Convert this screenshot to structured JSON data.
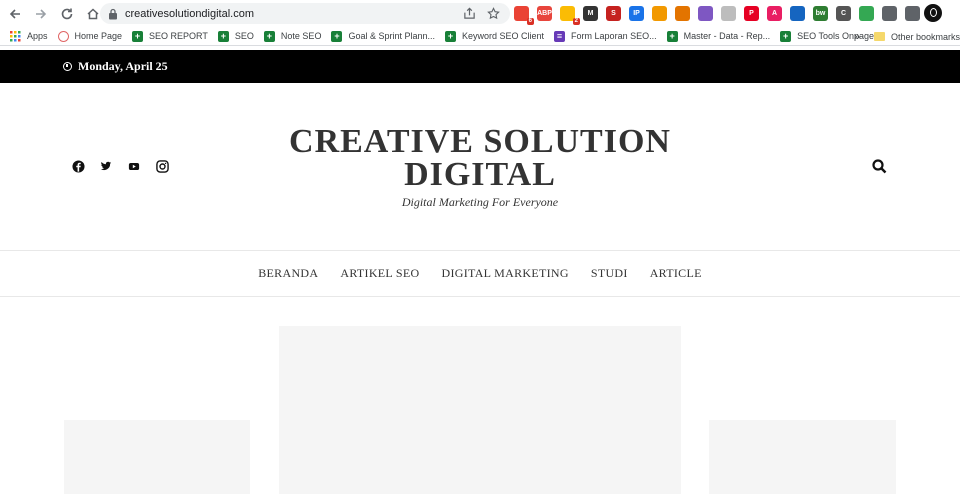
{
  "browser": {
    "url": "creativesolutiondigital.com",
    "extensions": [
      {
        "name": "gmail-extension-icon",
        "color": "#ea4335",
        "badge": "6"
      },
      {
        "name": "adblock-icon",
        "color": "#e8453c",
        "label": "ABP"
      },
      {
        "name": "extension-2-icon",
        "color": "#fbbc04",
        "badge": "2"
      },
      {
        "name": "m-extension-icon",
        "color": "#333333",
        "label": "M"
      },
      {
        "name": "s-extension-icon",
        "color": "#c5221f",
        "label": "S"
      },
      {
        "name": "ip-extension-icon",
        "color": "#1a73e8",
        "label": "IP"
      },
      {
        "name": "sun-extension-icon",
        "color": "#f29900"
      },
      {
        "name": "face-extension-icon",
        "color": "#e37400"
      },
      {
        "name": "color-extension-icon",
        "color": "#7e57c2"
      },
      {
        "name": "moon-extension-icon",
        "color": "#bdbdbd"
      },
      {
        "name": "pinterest-icon",
        "color": "#e60023",
        "label": "P"
      },
      {
        "name": "a-extension-icon",
        "color": "#e91e63",
        "label": "A"
      },
      {
        "name": "person-extension-icon",
        "color": "#1565c0"
      },
      {
        "name": "bw-extension-icon",
        "color": "#2e7d32",
        "label": "bw"
      },
      {
        "name": "c-extension-icon",
        "color": "#555555",
        "label": "C"
      },
      {
        "name": "dots-extension-icon",
        "color": "#34a853"
      },
      {
        "name": "puzzle-icon",
        "color": "#5f6368"
      },
      {
        "name": "sidebar-icon",
        "color": "#5f6368"
      }
    ]
  },
  "bookmarks": {
    "items": [
      {
        "label": "Apps",
        "type": "apps"
      },
      {
        "label": "Home Page",
        "type": "home"
      },
      {
        "label": "SEO REPORT",
        "type": "sheet"
      },
      {
        "label": "SEO",
        "type": "sheet"
      },
      {
        "label": "Note SEO",
        "type": "sheet"
      },
      {
        "label": "Goal & Sprint Plann...",
        "type": "sheet"
      },
      {
        "label": "Keyword SEO Client",
        "type": "sheet"
      },
      {
        "label": "Form Laporan SEO...",
        "type": "form"
      },
      {
        "label": "Master - Data - Rep...",
        "type": "sheet"
      },
      {
        "label": "SEO Tools Onpage...",
        "type": "sheet"
      }
    ],
    "more": "»",
    "other": "Other bookmarks"
  },
  "page": {
    "date": "Monday, April 25",
    "site_title": "CREATIVE SOLUTION DIGITAL",
    "tagline": "Digital Marketing For Everyone",
    "menu": [
      "BERANDA",
      "ARTIKEL SEO",
      "DIGITAL MARKETING",
      "STUDI",
      "ARTICLE"
    ],
    "social": [
      "facebook-icon",
      "twitter-icon",
      "youtube-icon",
      "instagram-icon"
    ]
  }
}
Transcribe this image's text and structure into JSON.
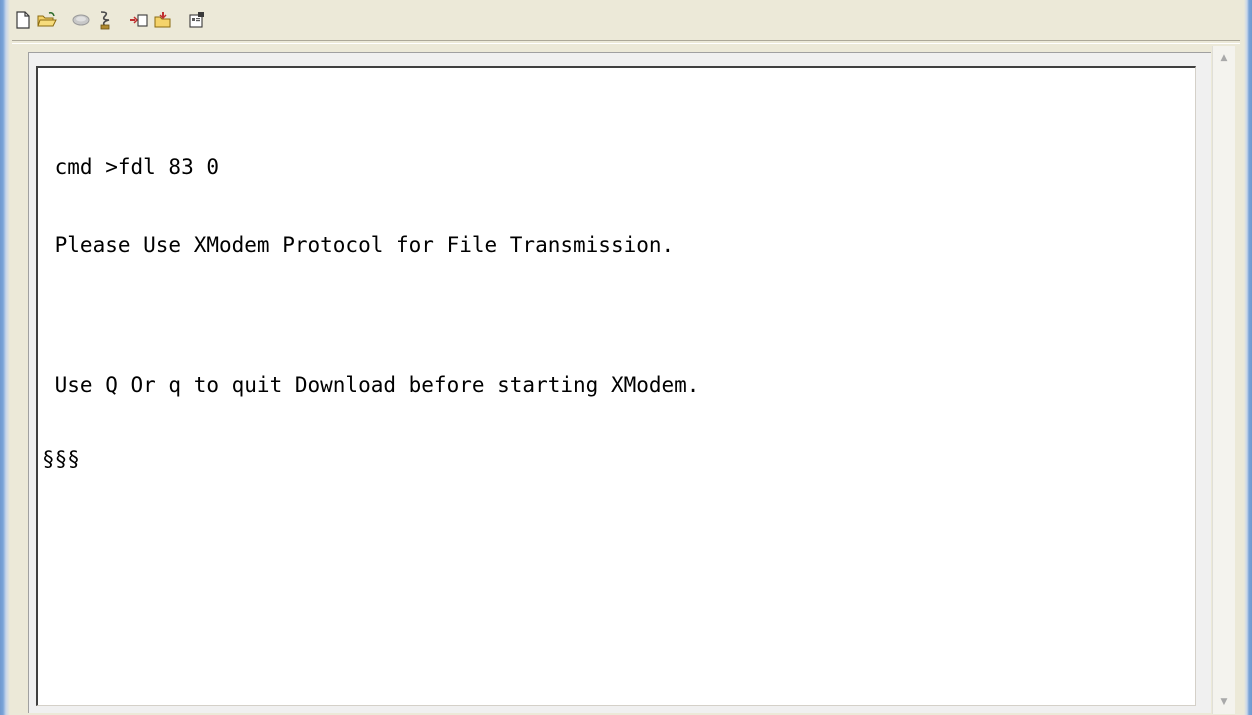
{
  "toolbar": {
    "buttons": [
      {
        "icon": "new-document-icon"
      },
      {
        "icon": "open-folder-icon"
      },
      {
        "icon": "disconnect-icon"
      },
      {
        "icon": "connect-icon"
      },
      {
        "icon": "send-file-icon"
      },
      {
        "icon": "receive-file-icon"
      },
      {
        "icon": "properties-icon"
      }
    ]
  },
  "terminal": {
    "lines": [
      " cmd >fdl 83 0",
      " Please Use XModem Protocol for File Transmission.",
      "",
      " Use Q Or q to quit Download before starting XModem.",
      "§§§"
    ]
  },
  "scrollbar": {
    "up_arrow": "▲",
    "down_arrow": "▼"
  },
  "colors": {
    "frame_blue": "#7aa4d8",
    "window_bg": "#ece9d8",
    "terminal_bg": "#ffffff",
    "terminal_text": "#000000"
  }
}
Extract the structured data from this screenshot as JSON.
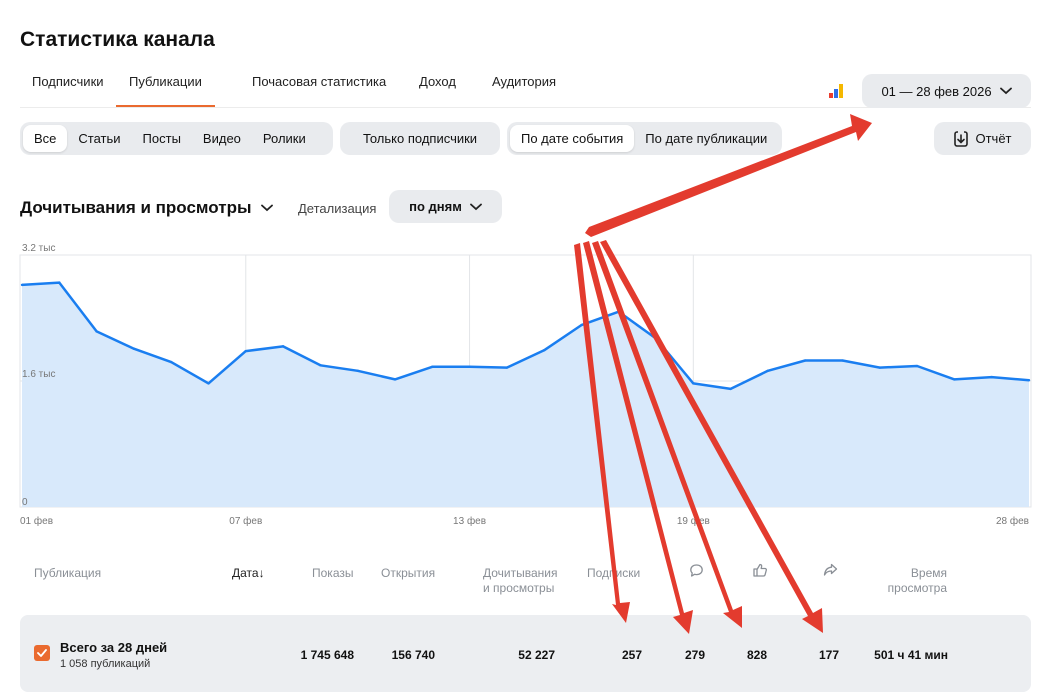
{
  "page_title": "Статистика канала",
  "tabs": [
    "Подписчики",
    "Публикации",
    "Почасовая статистика",
    "Доход",
    "Аудитория"
  ],
  "active_tab": "Публикации",
  "date_range": "01 — 28 фев 2026",
  "filters": {
    "types": [
      "Все",
      "Статьи",
      "Посты",
      "Видео",
      "Ролики"
    ],
    "selected_type": "Все",
    "subscribers_only": "Только подписчики",
    "date_modes": [
      "По дате события",
      "По дате публикации"
    ],
    "selected_date_mode": "По дате события"
  },
  "report_button": "Отчёт",
  "metric_selector": "Дочитывания и просмотры",
  "detail": {
    "label": "Детализация",
    "value": "по дням"
  },
  "colors": {
    "accent": "#ea6a2f",
    "line": "#1a7ef0",
    "area": "#d8e9fb",
    "arrow": "#e33b2e"
  },
  "chart_data": {
    "type": "area",
    "x": [
      "01 фев",
      "02 фев",
      "03 фев",
      "04 фев",
      "05 фев",
      "06 фев",
      "07 фев",
      "08 фев",
      "09 фев",
      "10 фев",
      "11 фев",
      "12 фев",
      "13 фев",
      "14 фев",
      "15 фев",
      "16 фев",
      "17 фев",
      "18 фев",
      "19 фев",
      "20 фев",
      "21 фев",
      "22 фев",
      "23 фев",
      "24 фев",
      "25 фев",
      "26 фев",
      "27 фев",
      "28 фев"
    ],
    "values": [
      2820,
      2850,
      2230,
      2010,
      1840,
      1570,
      1980,
      2040,
      1800,
      1730,
      1620,
      1780,
      1780,
      1770,
      1990,
      2310,
      2480,
      2140,
      1570,
      1500,
      1730,
      1860,
      1860,
      1770,
      1790,
      1620,
      1650,
      1610
    ],
    "y_ticks": [
      "3.2 тыс",
      "1.6 тыс",
      "0"
    ],
    "x_ticks": [
      "01 фев",
      "07 фев",
      "13 фев",
      "19 фев",
      "28 фев"
    ],
    "ylim": [
      0,
      3200
    ],
    "grid": true
  },
  "table": {
    "headers": {
      "publication": "Публикация",
      "date": "Дата",
      "sort_arrow": "↓",
      "impressions": "Показы",
      "opens": "Открытия",
      "reads_l1": "Дочитывания",
      "reads_l2": "и просмотры",
      "subscriptions": "Подписки",
      "time_l1": "Время",
      "time_l2": "просмотра"
    },
    "header_icons": [
      "comment-icon",
      "like-icon",
      "share-icon"
    ],
    "total": {
      "title": "Всего за 28 дней",
      "subtitle": "1 058 публикаций",
      "impressions": "1 745 648",
      "opens": "156 740",
      "reads": "52 227",
      "subscriptions": "257",
      "comments": "279",
      "likes": "828",
      "shares": "177",
      "watch_time": "501 ч 41 мин"
    }
  }
}
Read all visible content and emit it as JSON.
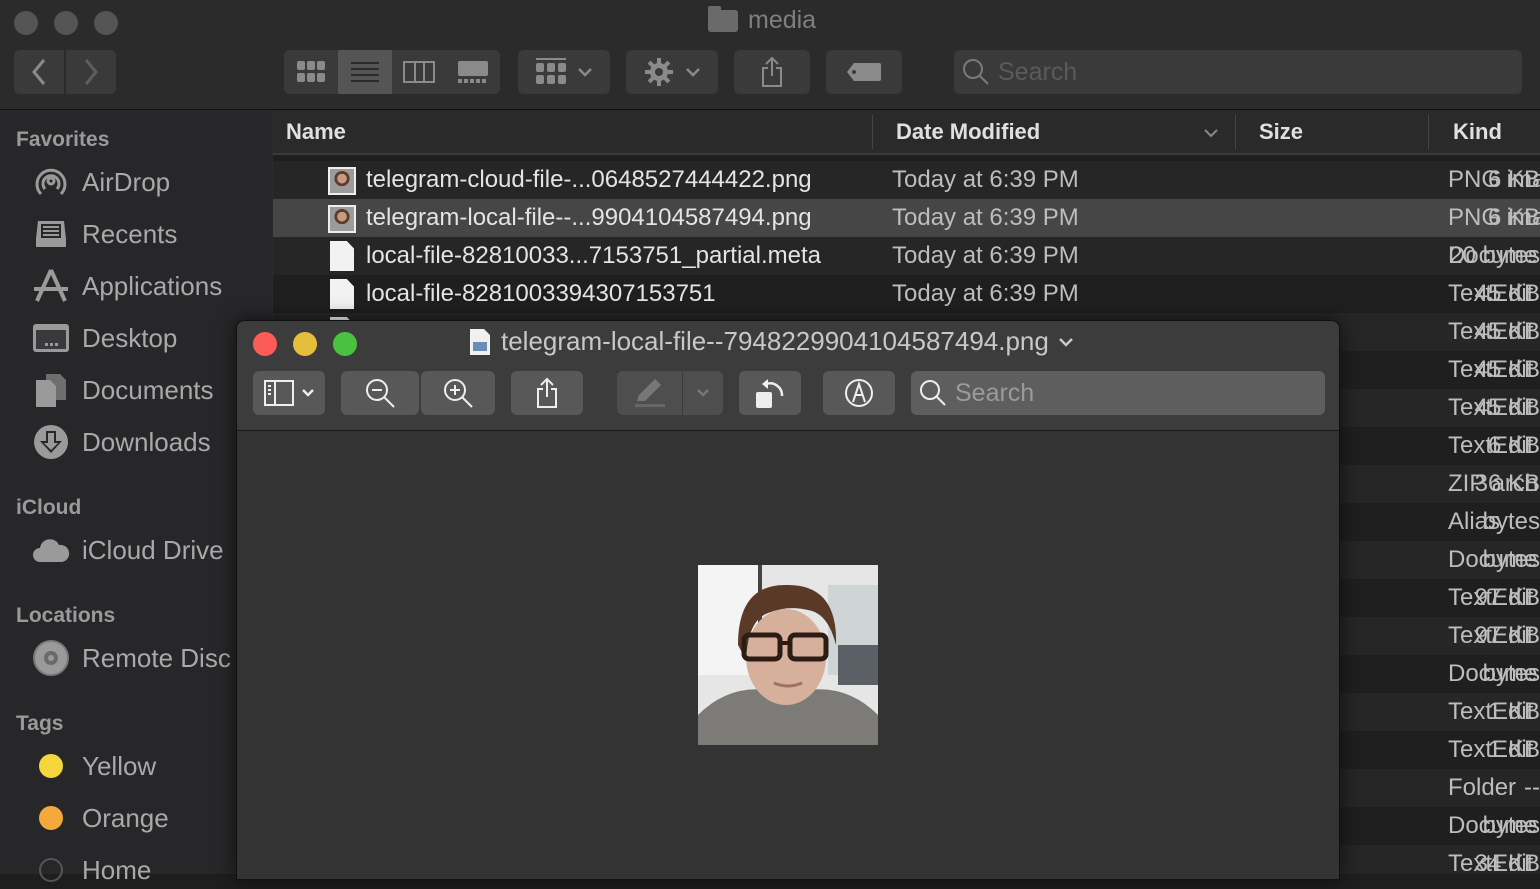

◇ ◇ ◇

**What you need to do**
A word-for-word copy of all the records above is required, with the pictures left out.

**Solution to this task**
Convert this screenshot to structured JSON data.
{
  "browser": {
    "url": "creativesolutiondigital.com",
    "extensions": [
      {
        "name": "gmail-extension-icon",
        "color": "#ea4335",
        "badge": "6"
      },
      {
        "name": "adblock-icon",
        "color": "#e8453c",
        "label": "ABP"
      },
      {
        "name": "extension-2-icon",
        "color": "#fbbc04",
        "badge": "2"
      },
      {
        "name": "m-extension-icon",
        "color": "#333333",
        "label": "M"
      },
      {
        "name": "s-extension-icon",
        "color": "#c5221f",
        "label": "S"
      },
      {
        "name": "ip-extension-icon",
        "color": "#1a73e8",
        "label": "IP"
      },
      {
        "name": "sun-extension-icon",
        "color": "#f29900"
      },
      {
        "name": "face-extension-icon",
        "color": "#e37400"
      },
      {
        "name": "color-extension-icon",
        "color": "#7e57c2"
      },
      {
        "name": "moon-extension-icon",
        "color": "#bdbdbd"
      },
      {
        "name": "pinterest-icon",
        "color": "#e60023",
        "label": "P"
      },
      {
        "name": "a-extension-icon",
        "color": "#e91e63",
        "label": "A"
      },
      {
        "name": "person-extension-icon",
        "color": "#1565c0"
      },
      {
        "name": "bw-extension-icon",
        "color": "#2e7d32",
        "label": "bw"
      },
      {
        "name": "c-extension-icon",
        "color": "#555555",
        "label": "C"
      },
      {
        "name": "dots-extension-icon",
        "color": "#34a853"
      },
      {
        "name": "puzzle-icon",
        "color": "#5f6368"
      },
      {
        "name": "sidebar-icon",
        "color": "#5f6368"
      }
    ]
  },
  "bookmarks": {
    "items": [
      {
        "label": "Apps",
        "type": "apps"
      },
      {
        "label": "Home Page",
        "type": "home"
      },
      {
        "label": "SEO REPORT",
        "type": "sheet"
      },
      {
        "label": "SEO",
        "type": "sheet"
      },
      {
        "label": "Note SEO",
        "type": "sheet"
      },
      {
        "label": "Goal & Sprint Plann...",
        "type": "sheet"
      },
      {
        "label": "Keyword SEO Client",
        "type": "sheet"
      },
      {
        "label": "Form Laporan SEO...",
        "type": "form"
      },
      {
        "label": "Master - Data - Rep...",
        "type": "sheet"
      },
      {
        "label": "SEO Tools Onpage...",
        "type": "sheet"
      }
    ],
    "more": "»",
    "other": "Other bookmarks"
  },
  "page": {
    "date": "Monday, April 25",
    "site_title": "CREATIVE SOLUTION DIGITAL",
    "tagline": "Digital Marketing For Everyone",
    "menu": [
      "BERANDA",
      "ARTIKEL SEO",
      "DIGITAL MARKETING",
      "STUDI",
      "ARTICLE"
    ],
    "social": [
      "facebook-icon",
      "twitter-icon",
      "youtube-icon",
      "instagram-icon"
    ]
  }
}
Transcribe this image's text and structure into JSON.
{
  "toolbar": {
    "buttons": [
      {
        "icon": "new-document-icon"
      },
      {
        "icon": "open-folder-icon"
      },
      {
        "icon": "disconnect-icon"
      },
      {
        "icon": "connect-icon"
      },
      {
        "icon": "send-file-icon"
      },
      {
        "icon": "receive-file-icon"
      },
      {
        "icon": "properties-icon"
      }
    ]
  },
  "terminal": {
    "lines": [
      " cmd >fdl 83 0",
      " Please Use XModem Protocol for File Transmission.",
      "",
      " Use Q Or q to quit Download before starting XModem.",
      "§§§"
    ]
  },
  "scrollbar": {
    "up_arrow": "▲",
    "down_arrow": "▼"
  },
  "colors": {
    "frame_blue": "#7aa4d8",
    "window_bg": "#ece9d8",
    "terminal_bg": "#ffffff",
    "terminal_text": "#000000"
  }
}
Extract the structured data from this screenshot as JSON.
{
  "page_title": "Статистика канала",
  "tabs": [
    "Подписчики",
    "Публикации",
    "Почасовая статистика",
    "Доход",
    "Аудитория"
  ],
  "active_tab": "Публикации",
  "date_range": "01 — 28 фев 2026",
  "filters": {
    "types": [
      "Все",
      "Статьи",
      "Посты",
      "Видео",
      "Ролики"
    ],
    "selected_type": "Все",
    "subscribers_only": "Только подписчики",
    "date_modes": [
      "По дате события",
      "По дате публикации"
    ],
    "selected_date_mode": "По дате события"
  },
  "report_button": "Отчёт",
  "metric_selector": "Дочитывания и просмотры",
  "detail": {
    "label": "Детализация",
    "value": "по дням"
  },
  "colors": {
    "accent": "#ea6a2f",
    "line": "#1a7ef0",
    "area": "#d8e9fb",
    "arrow": "#e33b2e"
  },
  "chart_data": {
    "type": "area",
    "x": [
      "01 фев",
      "02 фев",
      "03 фев",
      "04 фев",
      "05 фев",
      "06 фев",
      "07 фев",
      "08 фев",
      "09 фев",
      "10 фев",
      "11 фев",
      "12 фев",
      "13 фев",
      "14 фев",
      "15 фев",
      "16 фев",
      "17 фев",
      "18 фев",
      "19 фев",
      "20 фев",
      "21 фев",
      "22 фев",
      "23 фев",
      "24 фев",
      "25 фев",
      "26 фев",
      "27 фев",
      "28 фев"
    ],
    "values": [
      2820,
      2850,
      2230,
      2010,
      1840,
      1570,
      1980,
      2040,
      1800,
      1730,
      1620,
      1780,
      1780,
      1770,
      1990,
      2310,
      2480,
      2140,
      1570,
      1500,
      1730,
      1860,
      1860,
      1770,
      1790,
      1620,
      1650,
      1610
    ],
    "y_ticks": [
      "3.2 тыс",
      "1.6 тыс",
      "0"
    ],
    "x_ticks": [
      "01 фев",
      "07 фев",
      "13 фев",
      "19 фев",
      "28 фев"
    ],
    "ylim": [
      0,
      3200
    ],
    "grid": true
  },
  "table": {
    "headers": {
      "publication": "Публикация",
      "date": "Дата",
      "sort_arrow": "↓",
      "impressions": "Показы",
      "opens": "Открытия",
      "reads_l1": "Дочитывания",
      "reads_l2": "и просмотры",
      "subscriptions": "Подписки",
      "time_l1": "Время",
      "time_l2": "просмотра"
    },
    "header_icons": [
      "comment-icon",
      "like-icon",
      "share-icon"
    ],
    "total": {
      "title": "Всего за 28 дней",
      "subtitle": "1 058 публикаций",
      "impressions": "1 745 648",
      "opens": "156 740",
      "reads": "52 227",
      "subscriptions": "257",
      "comments": "279",
      "likes": "828",
      "shares": "177",
      "watch_time": "501 ч 41 мин"
    }
  }
}
Read all visible content and emit it as JSON.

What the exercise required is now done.